And just in case we thought that these harsh words were just an Old Testament thing, we only need to read Jesus words immediately after today’s Gospel when he says “Woe to you scribes and Pharisees, you hypocrites.” And he doesn’t just say it once, he repeats those words seven times, Woe to you, woe to you woe to you. And he lists one after the other the ways that the Jewish leaders have failed in their task of leading God’s people.
Now as a priest, as a religious leader, I am tempted to get defensive when I hear these words. I start thinking, why does God pick on his leaders so much. I mean we’re human just like everyone else, sure we have our shortcomings, and failures, but were not the worst people in the world. We’re trying our best.

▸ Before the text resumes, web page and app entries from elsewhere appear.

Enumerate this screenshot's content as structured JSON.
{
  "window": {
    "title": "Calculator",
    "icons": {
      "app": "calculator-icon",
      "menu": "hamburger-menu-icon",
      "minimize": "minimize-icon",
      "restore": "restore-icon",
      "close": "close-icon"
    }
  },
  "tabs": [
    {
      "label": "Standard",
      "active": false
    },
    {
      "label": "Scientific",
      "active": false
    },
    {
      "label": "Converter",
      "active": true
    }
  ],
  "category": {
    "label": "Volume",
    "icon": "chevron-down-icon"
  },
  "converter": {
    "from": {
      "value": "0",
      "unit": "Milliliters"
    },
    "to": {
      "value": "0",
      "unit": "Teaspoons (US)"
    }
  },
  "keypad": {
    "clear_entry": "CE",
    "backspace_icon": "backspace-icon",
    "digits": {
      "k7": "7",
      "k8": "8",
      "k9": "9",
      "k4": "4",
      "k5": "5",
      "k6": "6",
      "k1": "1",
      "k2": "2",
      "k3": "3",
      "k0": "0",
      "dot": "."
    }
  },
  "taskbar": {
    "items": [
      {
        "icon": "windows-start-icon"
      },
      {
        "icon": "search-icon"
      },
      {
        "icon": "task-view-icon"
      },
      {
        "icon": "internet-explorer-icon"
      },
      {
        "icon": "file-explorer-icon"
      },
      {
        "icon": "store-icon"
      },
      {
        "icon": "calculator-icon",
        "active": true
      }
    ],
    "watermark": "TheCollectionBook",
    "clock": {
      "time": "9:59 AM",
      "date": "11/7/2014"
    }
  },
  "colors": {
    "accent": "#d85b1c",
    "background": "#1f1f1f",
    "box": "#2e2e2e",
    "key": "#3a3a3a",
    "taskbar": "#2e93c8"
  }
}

But as I catch myself making these excuses, I realise that I’m not going to win this argument. God is right to hold priests to a higher standard and I think this is the reason why:
The ancient Romans had a saying: Corruptio optimi pessima (The corruption of the best is the worst). What that means is that something that has great power, something that is the best, when used incorrectly can in fact cause the worst evil. Imagen the great discovery of nuclear fusion. It can be used to produce energy that can power the greatest cities, but used wrongly in can destroy those same sites in an instant. The corruption of the best is the worst.
Imagine this applied to a person. A politician who is handsome, a great speaker and can really get people to follow him, can lead a country toward great things. But if he is corrupted, ambitious, and self-serving, he can use those same talents to lead that country to its own demise. We can think of maybe Hitler in Germany or Stalin in Russia, men of great talents who used them for great evil. The corruption of the best is the worst.
Now while I would never say that priests are the best in that natural sense. In reality, not all are talented with words, handsome, and able to get people to follow them. But all priests do point to what should in fact be the best thing in our life: God. Whether priests like it or not, they represent God to all whom they meet.
This fact was made known to me by a 4 year old girl. I was once standing at the back of the church and a mother with her 4 year old daughter were beside me. The mother asked her daughter to point to Jesus, intending her daughter to gesture to the crucifix at the front. However, when I looked down at the little girl I saw her finger pointing at me. At first the mother and I laughed and tried to correct her. But you know what? She wasn’t completely wrong. Though I am not Jesus, I am a priest. And all priests from the greatest to the least represent Jesus. We make him present when we forgive sins. We make him present when we anoint the sick. We make him present when we baptise the young. And we make him present most especially when we change the bread and wine into the body and blood of Christ. Priests bring Christ to the world and the world to Christ.
That is why the corruption of the priest is the worst. It robs people of their image of God, who ought to be the best thing in their life. They now see God in this fallen way, this broken way, and it is hard to shake it. The action of a politician may have consequences in this life, but the actions of a priest good or bad have consequences for eternity. It makes sense, then, that God holds them to such a high standard and speaks harshly to them in Scripture when they do not remain faithful.
Up till now the homily has focused on the priests, and you may think what does this have to do with us. Well, this homily is actually an appeal fro charity.
Pope Frances probably meets personally at least 100 new people every day. He shakes their hand, exchanges small talk, and maybe gives a blessing. But when anyone who meets the Pope is asked, what did he say, their response is always the same: he said, “pray for me”. The pope has the greatest reasonability of anyone on earth. He knows that, but he also knows that he is week, and so he askes each and every Christion to help him with their prayers.
Well, I would like to ask you to do the same for Fr. Mark and I. We have a great responsibility as priests, but we are weak as well, I don’t think Fr. Mark would mind me admitting it for him. And so we need your prayers. Pray that we be faithful priests, faithful in our service of God and of you. Pray that when we do make a mistake, which we will, we have the humility to admit it, and the courage to repair the damage.
I know this is kind of a selfish request, asking for prayers, but I truly believe that your prayers for the holiness of your priests will only make for a better, and more holy parish. So please, pray for us.